Entering into science diplomacy

In June 2017, UiB held several meetings with parties in the UN system on the sidelines of the Ocean Conference, and this was a direct precursor to the pre-Christmas visit to New York.

“We travelled to New York on the basis of an invitation from Norway's Mission to the UN to develop dialogues for research-based advice and to explore more general channels for science diplomacy connected with the UN's work towards the Sustainable Development Goals, or SDGs,” says Vice-Rector Eriksen.

The 17 SDGs tie in neatly with the UiB strategy 2016-2022 – Ocean, Life, Society. Eriksen believes the New York trip was particularly useful for underlining the strong connection between research and knowledge to support the SDGs.

“Through a series of meeting in the UN system and various diplomatic missions, we were able to find common ground on how the university sector can and must be involved in the work towards sustainability and the goals set in the UN's Agenda 2030,” explains the Vice-Rector, “it is also important to build a better science-policy interface for the SDGs to succeed.”

Hectic activity in 2018

“In particular I would like to highlight the excellent dialogues we had with the UN's Department of Economic and Social Affairs (UN-DESA), as well as with ambassadors and advisers of Norway's Mission to the UN, where we made concrete commitments for future collaborations,” says Eriksen.

The Vice-Rector believes that 2018 will be a hectic year for both the UiB leadership and the university's researchers to engage in science diplomacy and strengthening the science-policy interface.

“In our meetings with UN-DESA we received valuable information about what will be the prime SDG focus over the next 12 months for various actors in the UN system. There will be a considerable number of high level-meetings, where advice from science and higher education is highly valued,” she says, “in these arenas universities need to be present and ensure that political decisions are based on scientific knowledge.”

Increased awareness on the SDGs

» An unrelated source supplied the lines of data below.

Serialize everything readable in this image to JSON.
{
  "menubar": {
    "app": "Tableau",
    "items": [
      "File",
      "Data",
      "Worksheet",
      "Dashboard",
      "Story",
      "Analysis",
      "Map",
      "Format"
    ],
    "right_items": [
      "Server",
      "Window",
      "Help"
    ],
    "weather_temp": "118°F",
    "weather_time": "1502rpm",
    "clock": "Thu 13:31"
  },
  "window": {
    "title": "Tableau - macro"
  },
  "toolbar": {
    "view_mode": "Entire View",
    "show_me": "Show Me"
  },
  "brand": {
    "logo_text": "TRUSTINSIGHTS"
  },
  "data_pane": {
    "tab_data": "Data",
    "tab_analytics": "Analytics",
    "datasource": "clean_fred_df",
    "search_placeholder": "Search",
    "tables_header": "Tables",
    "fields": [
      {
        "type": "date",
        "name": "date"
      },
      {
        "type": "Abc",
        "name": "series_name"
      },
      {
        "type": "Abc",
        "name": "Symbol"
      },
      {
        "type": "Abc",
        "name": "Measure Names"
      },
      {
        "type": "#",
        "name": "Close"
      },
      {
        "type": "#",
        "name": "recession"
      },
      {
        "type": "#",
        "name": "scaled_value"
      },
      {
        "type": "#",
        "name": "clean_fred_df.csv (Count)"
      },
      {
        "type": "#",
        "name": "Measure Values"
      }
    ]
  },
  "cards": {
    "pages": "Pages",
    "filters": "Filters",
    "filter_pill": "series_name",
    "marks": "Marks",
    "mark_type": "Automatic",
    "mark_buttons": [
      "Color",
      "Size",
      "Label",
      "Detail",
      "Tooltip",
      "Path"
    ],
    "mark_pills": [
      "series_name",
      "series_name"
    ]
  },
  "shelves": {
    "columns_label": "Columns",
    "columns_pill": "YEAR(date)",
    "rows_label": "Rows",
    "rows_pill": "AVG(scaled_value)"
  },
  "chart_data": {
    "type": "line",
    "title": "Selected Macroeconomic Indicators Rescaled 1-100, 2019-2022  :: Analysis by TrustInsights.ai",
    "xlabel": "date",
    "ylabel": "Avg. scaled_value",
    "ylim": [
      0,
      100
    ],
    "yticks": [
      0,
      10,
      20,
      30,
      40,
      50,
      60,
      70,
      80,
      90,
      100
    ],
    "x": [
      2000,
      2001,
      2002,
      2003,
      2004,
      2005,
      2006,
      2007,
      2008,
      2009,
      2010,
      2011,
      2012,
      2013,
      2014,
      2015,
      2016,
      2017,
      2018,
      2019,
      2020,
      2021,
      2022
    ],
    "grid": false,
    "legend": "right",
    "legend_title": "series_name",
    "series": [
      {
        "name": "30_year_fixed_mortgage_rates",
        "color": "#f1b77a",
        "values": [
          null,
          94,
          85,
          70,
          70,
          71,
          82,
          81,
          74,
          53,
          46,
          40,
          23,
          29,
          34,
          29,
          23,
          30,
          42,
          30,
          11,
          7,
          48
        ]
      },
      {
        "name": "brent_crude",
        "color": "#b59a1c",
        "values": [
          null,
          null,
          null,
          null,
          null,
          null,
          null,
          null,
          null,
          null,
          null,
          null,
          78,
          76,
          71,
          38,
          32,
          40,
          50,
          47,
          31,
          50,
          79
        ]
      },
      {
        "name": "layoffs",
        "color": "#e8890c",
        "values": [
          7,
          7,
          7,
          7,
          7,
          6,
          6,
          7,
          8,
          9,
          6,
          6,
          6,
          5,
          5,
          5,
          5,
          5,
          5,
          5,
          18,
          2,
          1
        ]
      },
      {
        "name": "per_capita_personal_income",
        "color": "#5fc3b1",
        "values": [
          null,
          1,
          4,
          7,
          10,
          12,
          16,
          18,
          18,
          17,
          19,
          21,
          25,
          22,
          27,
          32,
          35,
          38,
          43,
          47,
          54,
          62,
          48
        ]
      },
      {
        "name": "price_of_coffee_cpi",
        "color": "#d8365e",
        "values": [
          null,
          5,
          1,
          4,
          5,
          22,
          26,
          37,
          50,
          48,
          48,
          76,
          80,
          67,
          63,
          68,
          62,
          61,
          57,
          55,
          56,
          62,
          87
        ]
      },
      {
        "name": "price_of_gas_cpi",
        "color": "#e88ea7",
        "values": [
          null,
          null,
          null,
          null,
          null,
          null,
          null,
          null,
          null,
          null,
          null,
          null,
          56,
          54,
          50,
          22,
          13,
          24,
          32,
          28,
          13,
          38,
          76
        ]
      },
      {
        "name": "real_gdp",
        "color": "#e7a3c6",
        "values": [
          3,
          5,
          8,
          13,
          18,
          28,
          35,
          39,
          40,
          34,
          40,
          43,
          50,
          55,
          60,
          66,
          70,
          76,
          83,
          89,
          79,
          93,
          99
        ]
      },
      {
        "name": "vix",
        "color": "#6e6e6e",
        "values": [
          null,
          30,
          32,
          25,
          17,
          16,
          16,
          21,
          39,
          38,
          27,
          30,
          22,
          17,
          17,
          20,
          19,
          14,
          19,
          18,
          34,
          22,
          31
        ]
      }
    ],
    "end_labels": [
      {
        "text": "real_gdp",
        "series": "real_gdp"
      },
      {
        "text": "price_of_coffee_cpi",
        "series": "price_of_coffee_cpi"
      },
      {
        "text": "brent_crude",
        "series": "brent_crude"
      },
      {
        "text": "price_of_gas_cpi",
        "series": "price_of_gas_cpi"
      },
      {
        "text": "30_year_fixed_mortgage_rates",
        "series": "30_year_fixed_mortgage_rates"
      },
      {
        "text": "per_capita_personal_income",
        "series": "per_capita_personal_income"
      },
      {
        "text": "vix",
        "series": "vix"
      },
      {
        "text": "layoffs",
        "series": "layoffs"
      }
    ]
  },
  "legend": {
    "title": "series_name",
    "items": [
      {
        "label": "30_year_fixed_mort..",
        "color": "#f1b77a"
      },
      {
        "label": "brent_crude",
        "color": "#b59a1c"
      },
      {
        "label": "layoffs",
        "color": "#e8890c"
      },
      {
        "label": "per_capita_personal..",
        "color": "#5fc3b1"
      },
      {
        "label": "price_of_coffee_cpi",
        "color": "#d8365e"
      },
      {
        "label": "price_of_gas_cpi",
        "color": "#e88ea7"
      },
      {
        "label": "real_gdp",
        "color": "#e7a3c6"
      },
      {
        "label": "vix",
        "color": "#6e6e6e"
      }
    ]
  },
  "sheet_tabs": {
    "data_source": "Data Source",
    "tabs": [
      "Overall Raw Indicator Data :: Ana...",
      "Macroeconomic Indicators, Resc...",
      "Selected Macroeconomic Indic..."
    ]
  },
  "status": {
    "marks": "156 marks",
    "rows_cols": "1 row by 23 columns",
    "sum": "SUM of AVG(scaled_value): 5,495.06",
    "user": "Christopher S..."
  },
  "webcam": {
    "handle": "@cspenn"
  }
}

Vice-Rector Eriksen in particular looks forward to the challenge of engaging as many UiB researchers as possible in SDG-related scientific advice.

“During 2018 our university will implement a number of strategic measures to map and engage our research and education communities on SDG-related issues,” she says.

She promises to actively follow up on the various 2017 New York dialogues in her new role as Vice-Rector for Global Relations at UiB.

“I will take a direct initiative towards our researchers and encourage them to make proposals directed at UN meetings,” says Vice-Rector Annelin Eriksen.

The first big event in Bergen is a major national SDG conference on 8 and 9 February, with UiB hosting the university and higher education sector in Norway to explore how the sector can contribute to the SDGs. The conference represents the basis for a broader effort towards research on and for the SDGs over the years to come.